Source data
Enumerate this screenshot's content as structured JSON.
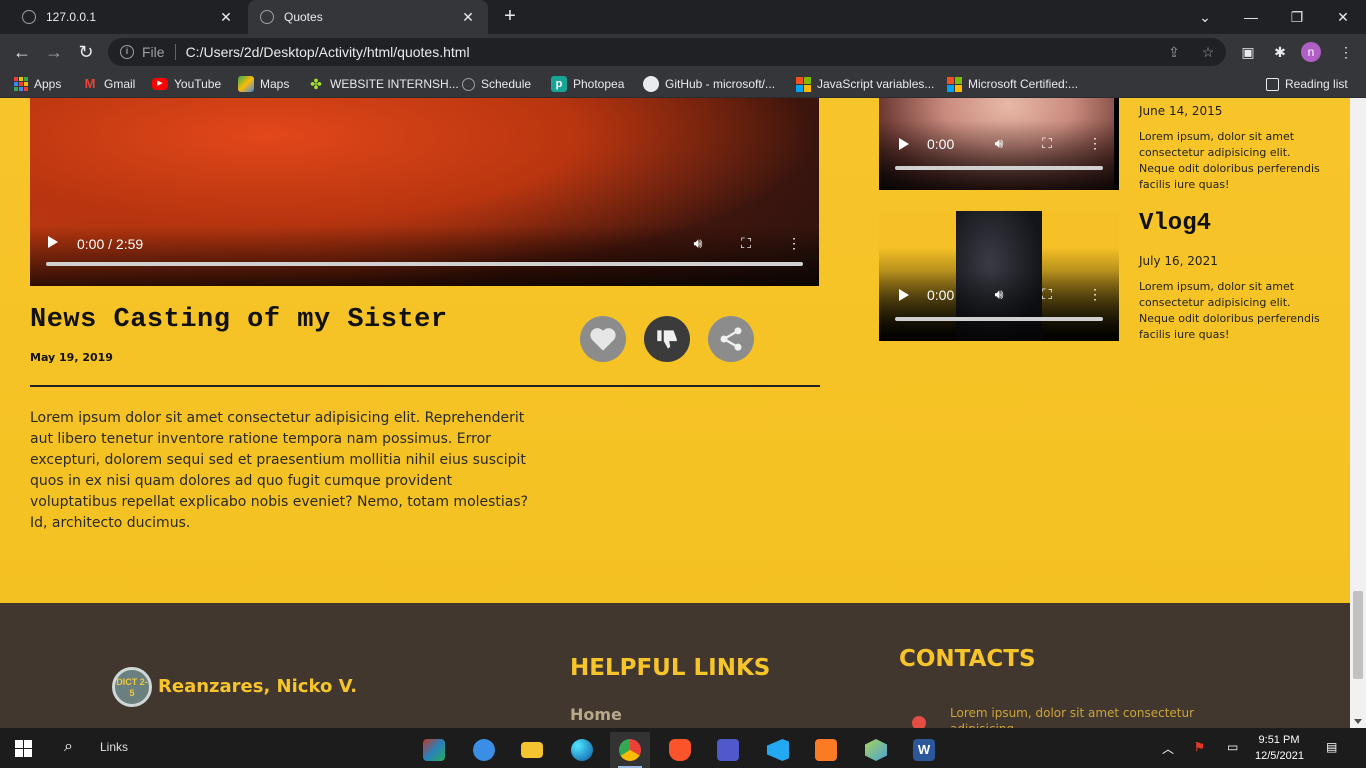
{
  "browser": {
    "tabs": [
      {
        "title": "127.0.0.1",
        "active": false
      },
      {
        "title": "Quotes",
        "active": true
      }
    ],
    "address": {
      "scheme": "File",
      "url": "C:/Users/2d/Desktop/Activity/html/quotes.html"
    },
    "bookmarks": [
      {
        "label": "Apps"
      },
      {
        "label": "Gmail"
      },
      {
        "label": "YouTube"
      },
      {
        "label": "Maps"
      },
      {
        "label": "WEBSITE INTERNSH..."
      },
      {
        "label": "Schedule"
      },
      {
        "label": "Photopea"
      },
      {
        "label": "GitHub - microsoft/..."
      },
      {
        "label": "JavaScript variables..."
      },
      {
        "label": "Microsoft Certified:..."
      }
    ],
    "reading_list": "Reading list",
    "profile_initial": "n"
  },
  "main_post": {
    "video": {
      "time": "0:00 / 2:59"
    },
    "title": "News Casting of my Sister",
    "date": "May 19, 2019",
    "body": "Lorem ipsum dolor sit amet consectetur adipisicing elit. Reprehenderit aut libero tenetur inventore ratione tempora nam possimus. Error excepturi, dolorem sequi sed et praesentium mollitia nihil eius suscipit quos in ex nisi quam dolores ad quo fugit cumque provident voluptatibus repellat explicabo nobis eveniet? Nemo, totam molestias? Id, architecto ducimus.",
    "actions": {
      "like": "heart-icon",
      "dislike": "thumbs-down-icon",
      "share": "share-icon"
    }
  },
  "sidebar": {
    "vlogs": [
      {
        "title": "",
        "date": "June 14, 2015",
        "text": "Lorem ipsum, dolor sit amet consectetur adipisicing elit. Neque odit doloribus perferendis facilis iure quas!",
        "video_time": "0:00"
      },
      {
        "title": "Vlog4",
        "date": "July 16, 2021",
        "text": "Lorem ipsum, dolor sit amet consectetur adipisicing elit. Neque odit doloribus perferendis facilis iure quas!",
        "video_time": "0:00"
      }
    ]
  },
  "footer": {
    "logo_text": "DICT 2-5",
    "name": "Reanzares, Nicko V.",
    "helpful_links_heading": "HELPFUL LINKS",
    "first_link": "Home",
    "contacts_heading": "CONTACTS",
    "contact_text": "Lorem ipsum, dolor sit amet consectetur adipisicing"
  },
  "taskbar": {
    "search_label": "Links",
    "time": "9:51 PM",
    "date": "12/5/2021"
  },
  "colors": {
    "page_bg": "#f7c52a",
    "footer_bg": "#41372e",
    "footer_accent": "#f7c52a"
  }
}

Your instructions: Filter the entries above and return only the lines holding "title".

Finished task:
        "title": "127.0.0.1",
        "title": "Quotes",
    "title": "News Casting of my Sister",
        "title": "",
        "title": "Vlog4",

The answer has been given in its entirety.